Once you start your journey you swipe the plastic ticket against the entry onto platform machine and it deducts SGD$1.40. Once you have completed your journey you deposit the ticket and it gives you a SGD$1.00 refund. Such a fantastic idea.
Orchard Road is lit up elaborately nearer the end of every year for the Christmas festive season.
Orchard Road is a 2.2 kilometre-long street that is the retail and entertainment hub of Singapore. It is a major tourist attraction, in addition to being the most popular shopping enclave in the city-state. Often, the surrounding area is known simply as Orchard, partly because the MRT station that serves the vicinity is named Orchard.
The Orchard Planning Area is one of 55 urban planning areas as specified by the Urban Redevelopment Authority, and is a commercial district. It is part of the Central Region, and Singapore’s central business district, the Central Area.
Orchard Road underwent a $40 million revamp in 2009, with the addition of new street lamps, planter boxes, urban green rooms, street tiling and flower totem poles, which have since been removed.
On the way to the hostel, which was again by taxi, Sangeet noticed a Gurdwara two houses away! What a fantastic blessing, to be so close to the Gurdwara.
Once we checked in and dropped off the bags, we walked over to the Gurdwara.
Gurdwara Sri Guru Singh Sabha
90/92 Wilkie Road,
T: +65 6337 6301
F +65 6337 5160
Gurdwara Sahib Sri Guru Singh Sabha is one of the oldest Sikh institutions in Singapore established by the early immigrant Sikh community in 1918.

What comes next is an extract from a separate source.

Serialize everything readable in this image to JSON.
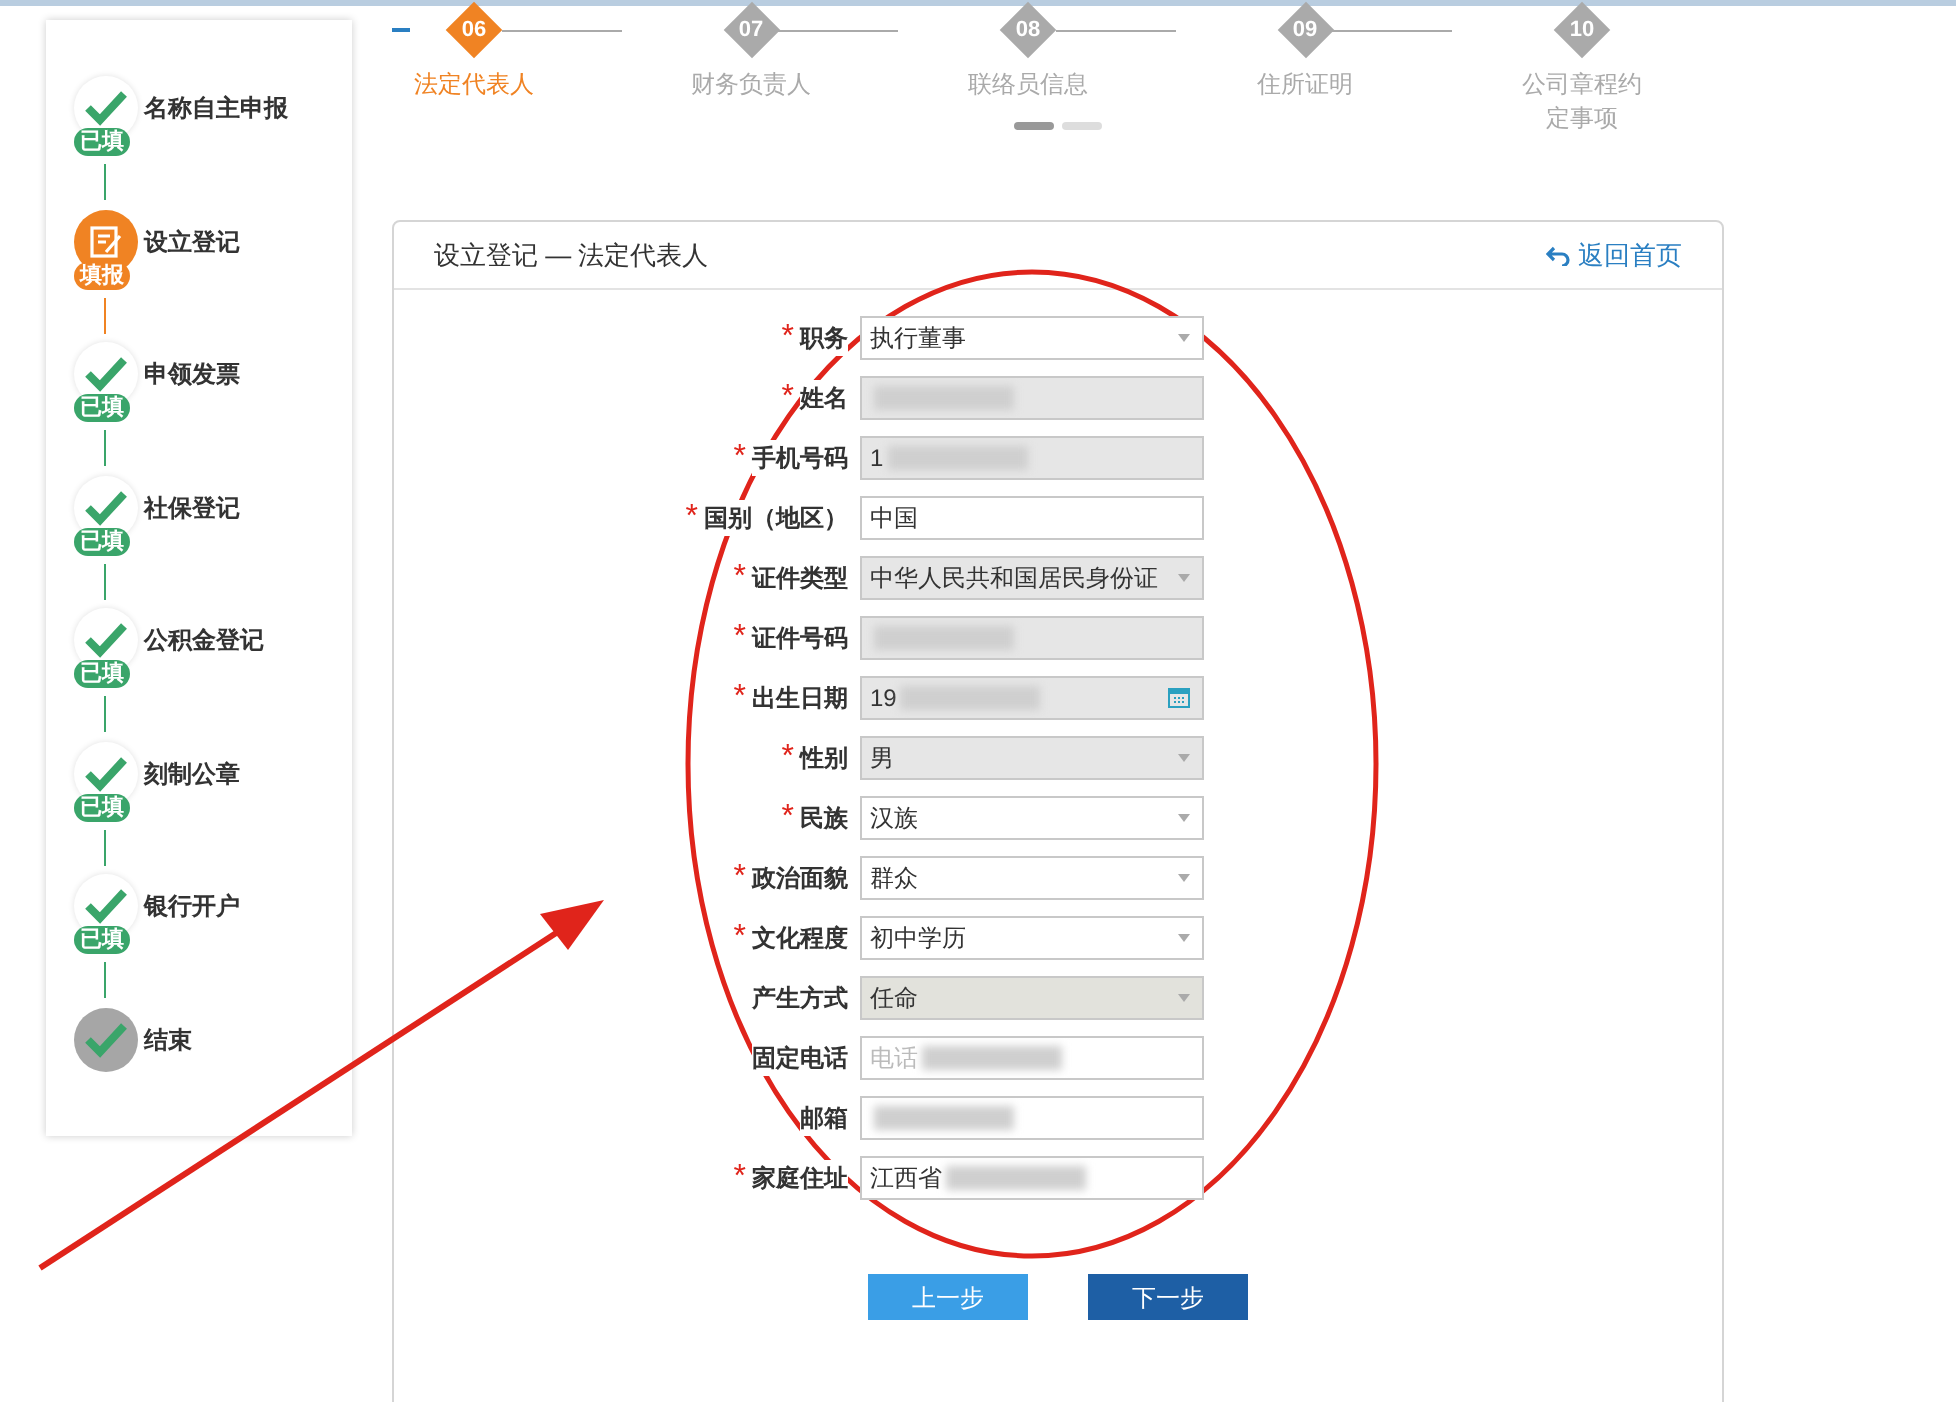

The first building was located close to the old Central Sikh Temple at Queens Street. The congregation used rented premises until the property at 90 Wilkie Road was acquired in 1932. Extensive structural changes were made to prepare the congregational hall on the first floor. In 1968 an adjoining plot of land was purchased for the construction of an entirely new premises. Construction on this new building began in 1978 and was completed in 1980. The new gurdwara was declared officially opened in 1984. The old premises was converted into a ‘jangh ghar’ where receptions for wedding events were held for a short period. This use for the old building was discontinued and has since been converted to a Gurmat Parchar Centre for use by the Sri Guru Singh Sabha Youth Wing for Sikhi parchar and as accomodations for residential camps (samelans) during schools holidays.
Guess who’s coming to town:
Afterwards we decided to have a wander to Little India, which is about twenty minutes walk. In Singapore it has been very very clean, peaceful, quiet, superb. As soon as you ‘enter’ Little India you see a warning sign “dengue fever alert”. The area is exactly like India. Cars beeping, massive crowds, very dirty streets….I am not surprised there is a dengue fever alert. This was a total assault on my senses. I hated the place. Sangeet wants to add on India to this trip, I am not sure I could handle it! On entering Little India I saw a line of mice moving out, even they were looking for a better area to live!!!
Hi, thanks for visiting my blog, feel free and have a look around.Here is a bit about me, as you may or may not have guessed my name is Mandeep,I work to travel as opposed to work to pay bills and die!Every trip for me is an adventure, I have been very fortunate to stumble across amazing places and meet awesome people along the way.
Why gaygoat? When I first started this blog I was a vegetarian, so gaygoat – happy goat! Also you have to admit it is catchy and a URL you will not forget!